The Canning Bridge in Marystown connects residents on the town’s south side to the town’s north side. (John Stapleton/Town of Marystown)
The provincial government announced Thursday a temporary bridge will be installed in Marystown while work continues on the Canning Bridge, which closed indefinitely to vehicle traffic almost a year ago.
Marystown Mayor Brian Keating said he hopes the temporary bridge will be open to vehicles by late fall this year or early spring next year.
The temporary bridge, known colloquially as a Bailey bridge, will be built alongside the permanent replacement of the Canning Bridge, which Keating said will likely be completed by fall of 2027.
The Canning Bridge closure separates the south side of Marystown, where most people live, from the north side, where the town's grocery stores, restaurants and shops are located. The closure has made travelling in the town a more costly and lengthy endeavour, which many residents have previously described as frustrating and straining.
Keating said the announcement is welcome news for his community.
"Of course, you know, everybody would like the bridge to be open today," he said.
"The temporary bridge … will relieve some of the burden, but we've still got a lot of burden on the taxpayers of Marystown until this bridge is open."
Lengthy permit process
The Canning Bridge on Route 220 closed in February last year, after routine inspections were completed to determine its safety and found it was unfit for vehicle traffic because of a reduction in the its maximum load limit.
The bridge currently remains open to foot traffic and cyclists.
Keating said the town has been working closely with the provincial government for the past year. Three days after the bridge closed, he said council members went to St. John's and met with former Transportation minister Elvis Loveless.
Marystown Mayor Brian Keating says Thursday's announcement is welcome news for his community. (Danny Arsenault/CBC)
Current Transportation Minister John Abbott and Paul Pike, the MHA for Burin-Grand Bank, joined Keating for Thursday's announcement.

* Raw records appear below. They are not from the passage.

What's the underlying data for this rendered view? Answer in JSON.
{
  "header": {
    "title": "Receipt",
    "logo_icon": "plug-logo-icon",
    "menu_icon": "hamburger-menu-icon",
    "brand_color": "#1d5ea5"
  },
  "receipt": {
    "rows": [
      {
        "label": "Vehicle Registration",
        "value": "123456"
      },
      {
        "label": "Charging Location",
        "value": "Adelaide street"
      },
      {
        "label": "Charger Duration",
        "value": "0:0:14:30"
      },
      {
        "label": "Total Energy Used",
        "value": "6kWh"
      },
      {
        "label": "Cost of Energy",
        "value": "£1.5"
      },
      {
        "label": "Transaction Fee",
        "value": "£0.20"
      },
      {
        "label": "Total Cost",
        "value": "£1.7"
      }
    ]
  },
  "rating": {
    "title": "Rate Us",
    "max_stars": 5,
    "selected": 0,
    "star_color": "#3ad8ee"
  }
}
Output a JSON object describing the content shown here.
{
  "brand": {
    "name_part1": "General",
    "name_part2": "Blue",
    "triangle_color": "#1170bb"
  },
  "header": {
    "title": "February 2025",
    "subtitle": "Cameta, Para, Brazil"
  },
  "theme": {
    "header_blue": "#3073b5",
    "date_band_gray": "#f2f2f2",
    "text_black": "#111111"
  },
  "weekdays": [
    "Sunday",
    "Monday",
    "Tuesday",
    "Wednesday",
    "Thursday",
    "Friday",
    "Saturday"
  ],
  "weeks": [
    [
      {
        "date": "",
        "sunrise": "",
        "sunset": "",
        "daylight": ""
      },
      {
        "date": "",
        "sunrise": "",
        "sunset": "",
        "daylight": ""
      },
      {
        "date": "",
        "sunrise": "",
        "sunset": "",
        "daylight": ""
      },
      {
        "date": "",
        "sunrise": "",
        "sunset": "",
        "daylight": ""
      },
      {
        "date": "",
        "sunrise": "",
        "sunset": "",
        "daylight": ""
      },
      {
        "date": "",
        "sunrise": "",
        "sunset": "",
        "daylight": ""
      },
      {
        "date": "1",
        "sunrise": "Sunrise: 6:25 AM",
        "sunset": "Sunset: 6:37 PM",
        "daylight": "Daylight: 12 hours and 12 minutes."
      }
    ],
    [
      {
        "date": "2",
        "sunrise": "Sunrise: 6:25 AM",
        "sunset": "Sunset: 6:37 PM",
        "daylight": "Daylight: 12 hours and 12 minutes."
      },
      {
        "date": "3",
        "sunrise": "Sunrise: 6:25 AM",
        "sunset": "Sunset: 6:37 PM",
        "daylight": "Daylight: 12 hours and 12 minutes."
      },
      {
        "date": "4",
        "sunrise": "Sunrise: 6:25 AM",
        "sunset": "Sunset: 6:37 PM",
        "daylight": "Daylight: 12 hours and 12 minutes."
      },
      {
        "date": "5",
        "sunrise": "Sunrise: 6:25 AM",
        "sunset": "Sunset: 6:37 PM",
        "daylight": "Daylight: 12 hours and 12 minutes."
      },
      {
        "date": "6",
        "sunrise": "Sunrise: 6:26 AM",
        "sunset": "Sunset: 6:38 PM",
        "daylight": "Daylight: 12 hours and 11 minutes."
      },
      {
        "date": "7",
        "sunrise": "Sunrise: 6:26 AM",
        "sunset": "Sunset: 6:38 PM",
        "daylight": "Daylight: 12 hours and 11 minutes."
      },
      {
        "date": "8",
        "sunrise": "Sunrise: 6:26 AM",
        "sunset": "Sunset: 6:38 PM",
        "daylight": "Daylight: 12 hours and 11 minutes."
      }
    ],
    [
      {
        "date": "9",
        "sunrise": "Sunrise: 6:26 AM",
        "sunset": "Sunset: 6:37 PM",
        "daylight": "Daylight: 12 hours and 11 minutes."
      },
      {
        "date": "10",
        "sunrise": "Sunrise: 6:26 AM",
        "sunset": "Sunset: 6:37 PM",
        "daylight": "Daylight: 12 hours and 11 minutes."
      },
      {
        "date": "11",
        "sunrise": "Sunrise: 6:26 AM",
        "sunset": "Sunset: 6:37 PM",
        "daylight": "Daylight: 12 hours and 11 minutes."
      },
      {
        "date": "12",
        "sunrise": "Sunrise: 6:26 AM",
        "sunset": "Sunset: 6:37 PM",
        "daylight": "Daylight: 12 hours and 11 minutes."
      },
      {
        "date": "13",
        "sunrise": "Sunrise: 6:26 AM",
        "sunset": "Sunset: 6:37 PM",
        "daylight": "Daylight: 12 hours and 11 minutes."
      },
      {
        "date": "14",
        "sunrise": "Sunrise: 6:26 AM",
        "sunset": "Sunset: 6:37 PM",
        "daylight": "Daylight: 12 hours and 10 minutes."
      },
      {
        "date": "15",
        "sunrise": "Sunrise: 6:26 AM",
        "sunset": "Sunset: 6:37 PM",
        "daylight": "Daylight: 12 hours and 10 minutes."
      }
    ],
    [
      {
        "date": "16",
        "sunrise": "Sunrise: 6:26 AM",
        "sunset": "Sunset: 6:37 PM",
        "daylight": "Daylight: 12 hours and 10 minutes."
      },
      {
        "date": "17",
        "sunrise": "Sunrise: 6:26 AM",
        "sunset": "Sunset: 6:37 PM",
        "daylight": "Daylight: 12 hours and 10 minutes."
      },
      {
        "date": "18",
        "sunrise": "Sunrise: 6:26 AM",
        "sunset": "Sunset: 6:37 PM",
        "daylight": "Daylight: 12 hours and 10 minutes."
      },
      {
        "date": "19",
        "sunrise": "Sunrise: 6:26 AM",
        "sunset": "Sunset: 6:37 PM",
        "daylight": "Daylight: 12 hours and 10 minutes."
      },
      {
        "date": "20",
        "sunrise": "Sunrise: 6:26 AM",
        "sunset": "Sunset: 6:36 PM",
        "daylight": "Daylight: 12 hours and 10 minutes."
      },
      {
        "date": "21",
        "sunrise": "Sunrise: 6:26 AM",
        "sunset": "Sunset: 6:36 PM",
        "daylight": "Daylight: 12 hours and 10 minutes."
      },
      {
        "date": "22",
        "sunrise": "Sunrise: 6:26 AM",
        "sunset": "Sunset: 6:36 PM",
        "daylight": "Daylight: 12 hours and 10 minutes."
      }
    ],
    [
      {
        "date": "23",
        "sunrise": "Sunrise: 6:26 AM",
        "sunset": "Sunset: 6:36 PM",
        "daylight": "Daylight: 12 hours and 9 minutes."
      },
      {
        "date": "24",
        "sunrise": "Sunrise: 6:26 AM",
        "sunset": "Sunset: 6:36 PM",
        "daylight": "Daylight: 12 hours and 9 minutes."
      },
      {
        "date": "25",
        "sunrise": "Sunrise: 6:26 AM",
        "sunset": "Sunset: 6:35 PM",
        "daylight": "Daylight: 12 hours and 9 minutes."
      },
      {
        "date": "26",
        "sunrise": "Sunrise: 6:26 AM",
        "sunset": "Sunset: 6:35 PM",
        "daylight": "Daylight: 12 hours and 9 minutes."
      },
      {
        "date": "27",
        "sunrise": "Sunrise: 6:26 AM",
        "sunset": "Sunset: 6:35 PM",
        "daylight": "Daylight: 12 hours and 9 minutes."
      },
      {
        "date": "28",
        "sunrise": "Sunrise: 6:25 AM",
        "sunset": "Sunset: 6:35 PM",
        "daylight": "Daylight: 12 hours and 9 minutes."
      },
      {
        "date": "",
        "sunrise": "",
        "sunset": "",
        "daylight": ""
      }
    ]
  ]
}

Keating said there's $25 million to build both bridges — $5 to $6 million for the temporary bridge, and $18 to $19 million for the permanent bridge.
The schedule to complete the temporary bridge has a lot to do with a lengthy permitting process with the Department of Fisheries and Oceans to build it over a waterway.
Keating said his councillors and staff are writing letters to parliament asking federal Fisheries Minister Diane Lebouthillier to expedite the process.
Once the permits are complete, it will take about six months to complete construction on the temporary bridge.
Other factors will come into play including reviewing bids from contractors, getting building permits and studies.
Although it may seem like a long time to get the bridge up and running, Keating said the town is optimistic.
"We can't harp on the past now, we can only continue forward and make sure that the temporary bridge gets opened in late fall 2024 so the residents will have a safe passage back and forth," he said.